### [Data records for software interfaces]
*-*-*

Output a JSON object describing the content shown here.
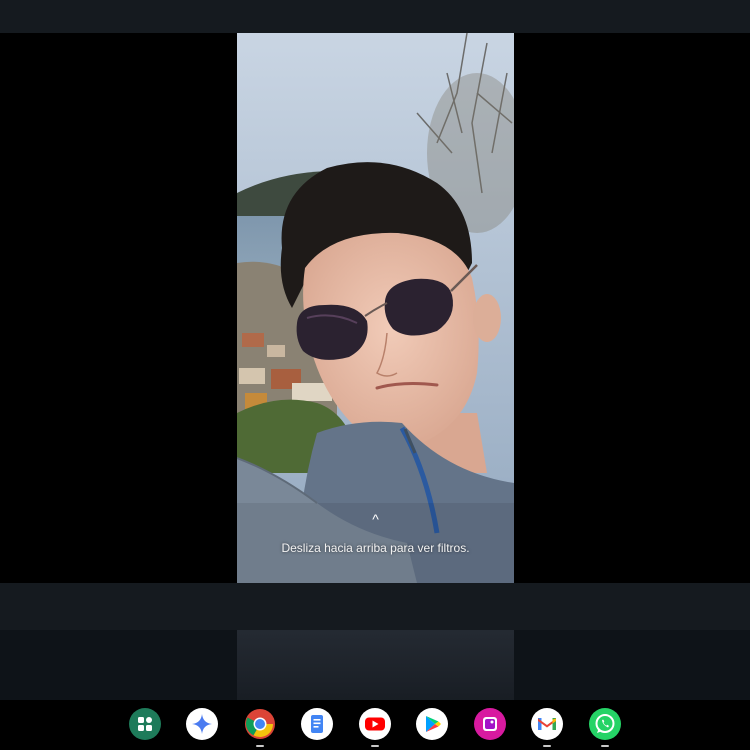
{
  "viewer": {
    "swipe_chevron": "^",
    "swipe_hint": "Desliza hacia arriba para ver filtros."
  },
  "shelf": {
    "apps": [
      {
        "name": "launcher",
        "icon": "launcher-icon",
        "running": false
      },
      {
        "name": "gemini",
        "icon": "gemini-icon",
        "running": false
      },
      {
        "name": "chrome",
        "icon": "chrome-icon",
        "running": true
      },
      {
        "name": "docs",
        "icon": "docs-icon",
        "running": false
      },
      {
        "name": "youtube",
        "icon": "youtube-icon",
        "running": true
      },
      {
        "name": "play-store",
        "icon": "play-store-icon",
        "running": false
      },
      {
        "name": "gallery",
        "icon": "gallery-icon",
        "running": false
      },
      {
        "name": "gmail",
        "icon": "gmail-icon",
        "running": true
      },
      {
        "name": "whatsapp",
        "icon": "whatsapp-icon",
        "running": true
      }
    ]
  },
  "colors": {
    "bar": "#151a1f",
    "background": "#000000",
    "youtube": "#ff0000",
    "whatsapp": "#25d366",
    "launcher": "#1e7b5a"
  }
}
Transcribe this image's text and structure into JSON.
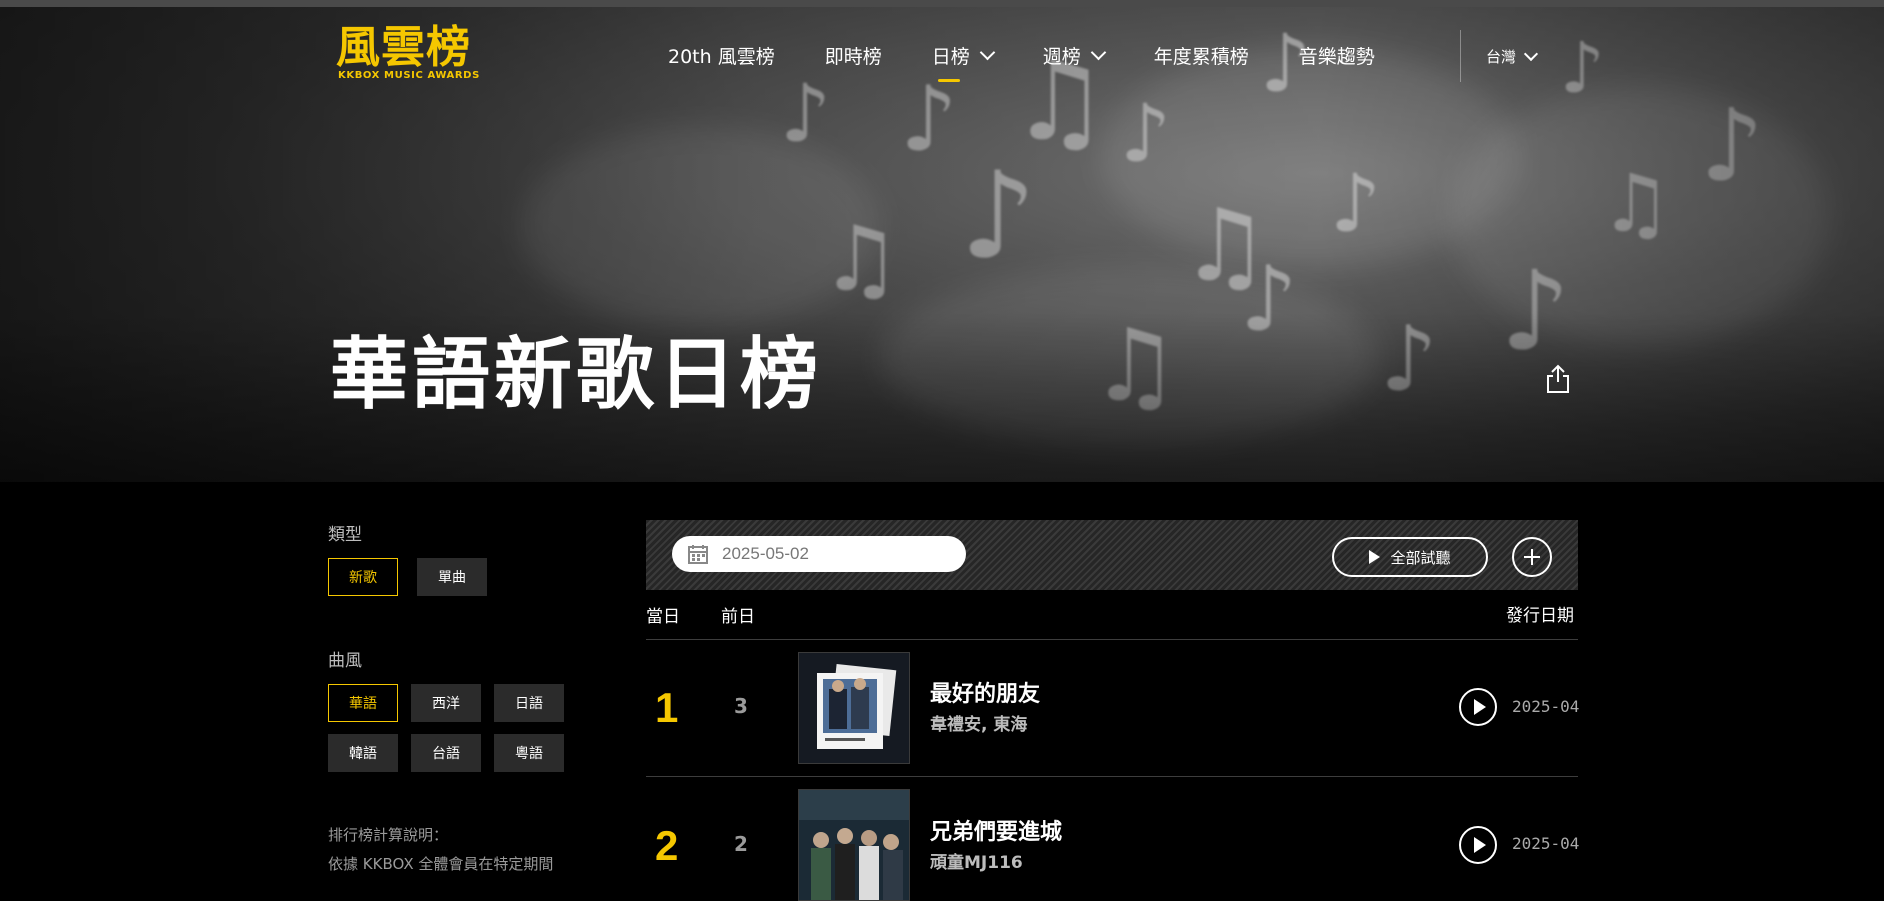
{
  "header": {
    "logo_text": "風雲榜",
    "logo_subtitle": "KKBOX MUSIC AWARDS",
    "nav": [
      {
        "label": "20th 風雲榜"
      },
      {
        "label": "即時榜"
      },
      {
        "label": "日榜"
      },
      {
        "label": "週榜"
      },
      {
        "label": "年度累積榜"
      },
      {
        "label": "音樂趨勢"
      }
    ],
    "region": "台灣"
  },
  "page": {
    "title": "華語新歌日榜"
  },
  "sidebar": {
    "type_label": "類型",
    "type_options": [
      "新歌",
      "單曲"
    ],
    "type_selected": "新歌",
    "genre_label": "曲風",
    "genre_options": [
      "華語",
      "西洋",
      "日語",
      "韓語",
      "台語",
      "粵語"
    ],
    "genre_selected": "華語",
    "note_title": "排行榜計算說明：",
    "note_text": "依據 KKBOX 全體會員在特定期間"
  },
  "toolbar": {
    "date": "2025-05-02",
    "play_all_label": "全部試聽"
  },
  "table": {
    "col_today": "當日",
    "col_prev": "前日",
    "col_release": "發行日期",
    "rows": [
      {
        "rank": "1",
        "prev": "3",
        "title": "最好的朋友",
        "artist": "韋禮安, 東海",
        "release": "2025-04"
      },
      {
        "rank": "2",
        "prev": "2",
        "title": "兄弟們要進城",
        "artist": "頑童MJ116",
        "release": "2025-04"
      }
    ]
  },
  "colors": {
    "accent": "#f5c700",
    "background": "#000000"
  }
}
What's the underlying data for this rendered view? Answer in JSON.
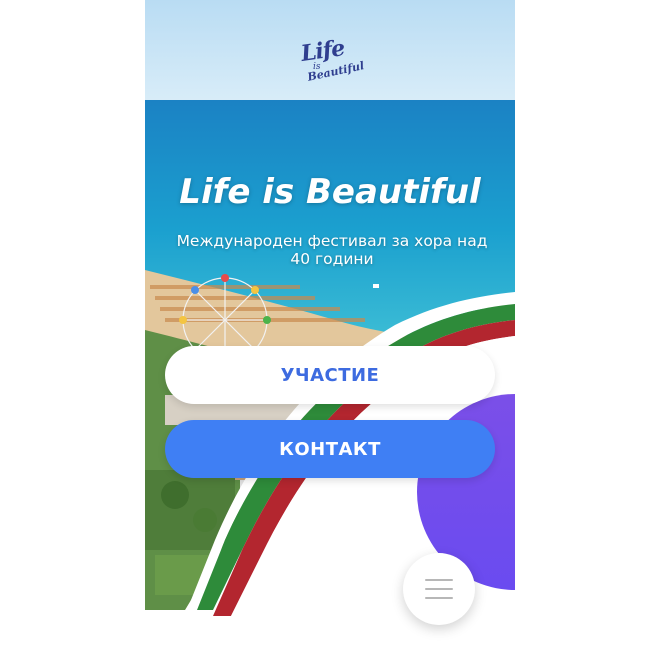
{
  "logo": {
    "line1": "Life",
    "line2": "is",
    "line3": "Beautiful"
  },
  "hero": {
    "title": "Life is Beautiful",
    "subtitle": "Международен фестивал за хора над 40 години"
  },
  "buttons": {
    "participation_label": "УЧАСТИЕ",
    "contact_label": "КОНТАКТ"
  },
  "menu": {
    "icon": "hamburger-menu-icon"
  },
  "colors": {
    "primary_blue": "#3f7ff4",
    "participation_text": "#3d6be0",
    "logo_navy": "#2f3e8f",
    "decor_purple": "#7a52e6",
    "flag_green": "#2e8b3a",
    "flag_red": "#b3262f"
  }
}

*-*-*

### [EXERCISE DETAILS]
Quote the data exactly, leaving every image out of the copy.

### [EXPECTED ANSWER]
Output a JSON object describing the content shown here.
{
  "viewer": {
    "swipe_chevron": "^",
    "swipe_hint": "Desliza hacia arriba para ver filtros."
  },
  "shelf": {
    "apps": [
      {
        "name": "launcher",
        "icon": "launcher-icon",
        "running": false
      },
      {
        "name": "gemini",
        "icon": "gemini-icon",
        "running": false
      },
      {
        "name": "chrome",
        "icon": "chrome-icon",
        "running": true
      },
      {
        "name": "docs",
        "icon": "docs-icon",
        "running": false
      },
      {
        "name": "youtube",
        "icon": "youtube-icon",
        "running": true
      },
      {
        "name": "play-store",
        "icon": "play-store-icon",
        "running": false
      },
      {
        "name": "gallery",
        "icon": "gallery-icon",
        "running": false
      },
      {
        "name": "gmail",
        "icon": "gmail-icon",
        "running": true
      },
      {
        "name": "whatsapp",
        "icon": "whatsapp-icon",
        "running": true
      }
    ]
  },
  "colors": {
    "bar": "#151a1f",
    "background": "#000000",
    "youtube": "#ff0000",
    "whatsapp": "#25d366",
    "launcher": "#1e7b5a"
  }
}
Transcribe this image's text and structure into JSON.
{
  "header": {
    "logo_text": "風雲榜",
    "logo_subtitle": "KKBOX MUSIC AWARDS",
    "nav": [
      {
        "label": "20th 風雲榜"
      },
      {
        "label": "即時榜"
      },
      {
        "label": "日榜"
      },
      {
        "label": "週榜"
      },
      {
        "label": "年度累積榜"
      },
      {
        "label": "音樂趨勢"
      }
    ],
    "region": "台灣"
  },
  "page": {
    "title": "華語新歌日榜"
  },
  "sidebar": {
    "type_label": "類型",
    "type_options": [
      "新歌",
      "單曲"
    ],
    "type_selected": "新歌",
    "genre_label": "曲風",
    "genre_options": [
      "華語",
      "西洋",
      "日語",
      "韓語",
      "台語",
      "粵語"
    ],
    "genre_selected": "華語",
    "note_title": "排行榜計算說明：",
    "note_text": "依據 KKBOX 全體會員在特定期間"
  },
  "toolbar": {
    "date": "2025-05-02",
    "play_all_label": "全部試聽"
  },
  "table": {
    "col_today": "當日",
    "col_prev": "前日",
    "col_release": "發行日期",
    "rows": [
      {
        "rank": "1",
        "prev": "3",
        "title": "最好的朋友",
        "artist": "韋禮安, 東海",
        "release": "2025-04"
      },
      {
        "rank": "2",
        "prev": "2",
        "title": "兄弟們要進城",
        "artist": "頑童MJ116",
        "release": "2025-04"
      }
    ]
  },
  "colors": {
    "accent": "#f5c700",
    "background": "#000000"
  }
}
What's the underlying data for this rendered view? Answer in JSON.
{
  "logo": {
    "line1": "Life",
    "line2": "is",
    "line3": "Beautiful"
  },
  "hero": {
    "title": "Life is Beautiful",
    "subtitle": "Международен фестивал за хора над 40 години"
  },
  "buttons": {
    "participation_label": "УЧАСТИЕ",
    "contact_label": "КОНТАКТ"
  },
  "menu": {
    "icon": "hamburger-menu-icon"
  },
  "colors": {
    "primary_blue": "#3f7ff4",
    "participation_text": "#3d6be0",
    "logo_navy": "#2f3e8f",
    "decor_purple": "#7a52e6",
    "flag_green": "#2e8b3a",
    "flag_red": "#b3262f"
  }
}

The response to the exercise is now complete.